Working data ▸
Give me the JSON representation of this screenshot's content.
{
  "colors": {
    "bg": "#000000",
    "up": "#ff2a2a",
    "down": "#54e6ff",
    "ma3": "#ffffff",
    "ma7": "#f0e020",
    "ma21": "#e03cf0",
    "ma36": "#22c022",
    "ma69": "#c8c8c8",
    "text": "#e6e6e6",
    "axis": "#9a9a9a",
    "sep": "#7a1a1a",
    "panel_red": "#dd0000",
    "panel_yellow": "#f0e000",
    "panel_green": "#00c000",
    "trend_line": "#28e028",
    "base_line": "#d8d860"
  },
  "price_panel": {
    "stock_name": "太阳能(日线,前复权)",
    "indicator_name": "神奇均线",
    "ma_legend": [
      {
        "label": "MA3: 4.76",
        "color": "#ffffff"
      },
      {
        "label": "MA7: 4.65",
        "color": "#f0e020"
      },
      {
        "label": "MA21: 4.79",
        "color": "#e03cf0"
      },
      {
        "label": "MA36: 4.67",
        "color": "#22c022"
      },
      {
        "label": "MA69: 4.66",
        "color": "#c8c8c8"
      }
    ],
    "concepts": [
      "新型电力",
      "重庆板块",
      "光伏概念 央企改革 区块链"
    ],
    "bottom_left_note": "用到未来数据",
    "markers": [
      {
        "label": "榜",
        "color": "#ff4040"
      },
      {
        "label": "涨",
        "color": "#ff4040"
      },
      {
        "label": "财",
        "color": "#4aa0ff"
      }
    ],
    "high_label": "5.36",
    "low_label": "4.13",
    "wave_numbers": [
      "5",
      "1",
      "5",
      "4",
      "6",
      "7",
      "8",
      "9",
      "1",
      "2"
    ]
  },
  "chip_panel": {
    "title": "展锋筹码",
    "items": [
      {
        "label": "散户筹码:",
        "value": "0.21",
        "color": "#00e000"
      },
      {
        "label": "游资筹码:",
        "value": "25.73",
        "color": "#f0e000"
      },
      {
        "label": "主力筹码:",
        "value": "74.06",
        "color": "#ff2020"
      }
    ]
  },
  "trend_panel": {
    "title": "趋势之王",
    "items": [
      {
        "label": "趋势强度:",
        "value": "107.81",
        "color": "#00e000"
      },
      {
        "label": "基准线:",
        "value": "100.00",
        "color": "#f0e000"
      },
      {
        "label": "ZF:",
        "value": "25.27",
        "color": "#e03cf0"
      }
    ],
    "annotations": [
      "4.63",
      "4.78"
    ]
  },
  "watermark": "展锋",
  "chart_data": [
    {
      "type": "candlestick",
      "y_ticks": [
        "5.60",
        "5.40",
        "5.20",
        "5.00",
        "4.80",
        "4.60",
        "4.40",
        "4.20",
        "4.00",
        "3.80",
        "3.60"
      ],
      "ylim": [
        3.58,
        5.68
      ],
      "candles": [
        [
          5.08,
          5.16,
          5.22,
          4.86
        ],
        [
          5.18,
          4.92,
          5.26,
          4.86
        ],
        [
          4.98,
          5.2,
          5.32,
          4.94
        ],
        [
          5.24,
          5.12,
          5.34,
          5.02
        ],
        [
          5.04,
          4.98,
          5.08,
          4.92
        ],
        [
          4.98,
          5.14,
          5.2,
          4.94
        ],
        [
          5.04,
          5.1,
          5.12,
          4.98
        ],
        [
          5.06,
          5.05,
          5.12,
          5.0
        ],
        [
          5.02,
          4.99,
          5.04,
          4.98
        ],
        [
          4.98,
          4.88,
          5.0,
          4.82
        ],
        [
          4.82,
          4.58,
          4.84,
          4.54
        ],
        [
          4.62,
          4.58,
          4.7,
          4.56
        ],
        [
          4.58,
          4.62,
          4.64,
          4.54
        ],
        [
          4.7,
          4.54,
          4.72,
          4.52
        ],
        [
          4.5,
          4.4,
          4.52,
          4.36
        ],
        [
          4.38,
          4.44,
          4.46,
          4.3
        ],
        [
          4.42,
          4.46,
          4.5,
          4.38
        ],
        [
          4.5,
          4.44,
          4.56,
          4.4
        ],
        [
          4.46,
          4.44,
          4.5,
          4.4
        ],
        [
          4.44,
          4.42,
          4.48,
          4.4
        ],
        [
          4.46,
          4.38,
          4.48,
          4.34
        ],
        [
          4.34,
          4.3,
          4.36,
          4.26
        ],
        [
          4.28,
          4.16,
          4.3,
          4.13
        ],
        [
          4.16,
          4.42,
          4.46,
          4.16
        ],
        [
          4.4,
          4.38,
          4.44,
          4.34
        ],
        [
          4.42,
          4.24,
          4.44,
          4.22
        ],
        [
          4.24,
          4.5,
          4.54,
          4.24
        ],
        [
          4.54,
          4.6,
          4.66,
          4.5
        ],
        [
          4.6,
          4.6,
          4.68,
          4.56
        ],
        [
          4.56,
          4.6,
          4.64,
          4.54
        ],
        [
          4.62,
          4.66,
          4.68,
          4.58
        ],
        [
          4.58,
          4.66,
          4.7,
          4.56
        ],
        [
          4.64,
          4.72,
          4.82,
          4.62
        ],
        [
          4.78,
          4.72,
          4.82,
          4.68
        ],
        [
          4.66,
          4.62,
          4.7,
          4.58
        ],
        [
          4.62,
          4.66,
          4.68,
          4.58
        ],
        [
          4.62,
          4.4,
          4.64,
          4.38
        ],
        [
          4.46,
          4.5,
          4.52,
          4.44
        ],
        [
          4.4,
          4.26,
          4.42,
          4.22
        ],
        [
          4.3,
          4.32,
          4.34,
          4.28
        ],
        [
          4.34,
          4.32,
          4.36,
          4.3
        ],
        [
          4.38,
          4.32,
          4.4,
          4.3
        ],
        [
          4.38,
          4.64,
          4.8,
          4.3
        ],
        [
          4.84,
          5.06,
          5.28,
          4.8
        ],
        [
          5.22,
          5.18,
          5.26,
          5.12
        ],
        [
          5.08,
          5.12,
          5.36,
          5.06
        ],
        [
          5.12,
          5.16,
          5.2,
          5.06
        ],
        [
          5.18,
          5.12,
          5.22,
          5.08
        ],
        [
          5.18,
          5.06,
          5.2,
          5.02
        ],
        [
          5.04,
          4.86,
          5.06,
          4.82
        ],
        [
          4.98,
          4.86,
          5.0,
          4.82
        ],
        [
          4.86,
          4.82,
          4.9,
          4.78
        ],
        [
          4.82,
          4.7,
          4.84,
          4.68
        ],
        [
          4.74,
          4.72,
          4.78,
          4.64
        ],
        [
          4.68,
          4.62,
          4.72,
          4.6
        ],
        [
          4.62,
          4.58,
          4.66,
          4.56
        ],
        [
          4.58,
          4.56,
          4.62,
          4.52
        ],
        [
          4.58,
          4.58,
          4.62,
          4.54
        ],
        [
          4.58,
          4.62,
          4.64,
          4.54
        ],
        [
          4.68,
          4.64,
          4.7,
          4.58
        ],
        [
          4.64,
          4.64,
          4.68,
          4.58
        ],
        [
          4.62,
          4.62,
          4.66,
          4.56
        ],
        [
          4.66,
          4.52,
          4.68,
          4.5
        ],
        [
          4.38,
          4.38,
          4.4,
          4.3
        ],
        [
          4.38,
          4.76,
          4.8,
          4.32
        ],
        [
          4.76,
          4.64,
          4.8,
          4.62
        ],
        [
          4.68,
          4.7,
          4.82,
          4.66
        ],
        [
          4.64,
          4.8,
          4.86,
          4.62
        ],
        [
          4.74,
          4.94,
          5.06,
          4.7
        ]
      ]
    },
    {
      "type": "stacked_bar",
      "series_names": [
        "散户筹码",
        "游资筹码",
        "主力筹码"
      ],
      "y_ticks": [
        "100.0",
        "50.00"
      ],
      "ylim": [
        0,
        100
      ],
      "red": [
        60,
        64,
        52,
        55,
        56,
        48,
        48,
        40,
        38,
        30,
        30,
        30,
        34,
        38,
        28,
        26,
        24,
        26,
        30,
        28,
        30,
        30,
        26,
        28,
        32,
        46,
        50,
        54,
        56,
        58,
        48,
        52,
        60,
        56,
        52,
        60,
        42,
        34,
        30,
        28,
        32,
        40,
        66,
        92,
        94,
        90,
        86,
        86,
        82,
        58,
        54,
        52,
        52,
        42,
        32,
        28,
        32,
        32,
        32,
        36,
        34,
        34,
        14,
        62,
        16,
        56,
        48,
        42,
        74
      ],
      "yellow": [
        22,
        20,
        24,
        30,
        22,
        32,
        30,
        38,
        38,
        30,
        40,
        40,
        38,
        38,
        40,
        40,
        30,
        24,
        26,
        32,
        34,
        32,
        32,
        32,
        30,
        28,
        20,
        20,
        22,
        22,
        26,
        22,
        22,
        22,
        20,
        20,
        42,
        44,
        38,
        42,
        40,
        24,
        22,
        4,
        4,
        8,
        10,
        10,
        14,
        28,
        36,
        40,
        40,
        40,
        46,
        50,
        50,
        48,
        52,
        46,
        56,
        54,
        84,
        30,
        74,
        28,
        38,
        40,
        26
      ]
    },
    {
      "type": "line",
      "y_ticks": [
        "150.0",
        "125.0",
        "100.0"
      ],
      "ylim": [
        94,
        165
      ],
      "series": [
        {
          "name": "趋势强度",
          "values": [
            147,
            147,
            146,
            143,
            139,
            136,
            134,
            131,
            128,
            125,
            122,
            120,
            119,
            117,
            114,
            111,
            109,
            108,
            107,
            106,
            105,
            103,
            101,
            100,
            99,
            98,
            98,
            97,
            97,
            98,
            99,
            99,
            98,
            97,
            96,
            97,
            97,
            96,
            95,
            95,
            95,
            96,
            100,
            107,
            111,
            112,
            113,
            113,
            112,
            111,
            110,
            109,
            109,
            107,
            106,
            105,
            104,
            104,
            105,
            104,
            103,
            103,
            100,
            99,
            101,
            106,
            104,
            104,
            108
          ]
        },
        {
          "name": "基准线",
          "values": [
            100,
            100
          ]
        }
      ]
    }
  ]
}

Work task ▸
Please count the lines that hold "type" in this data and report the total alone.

Your solution ▸
3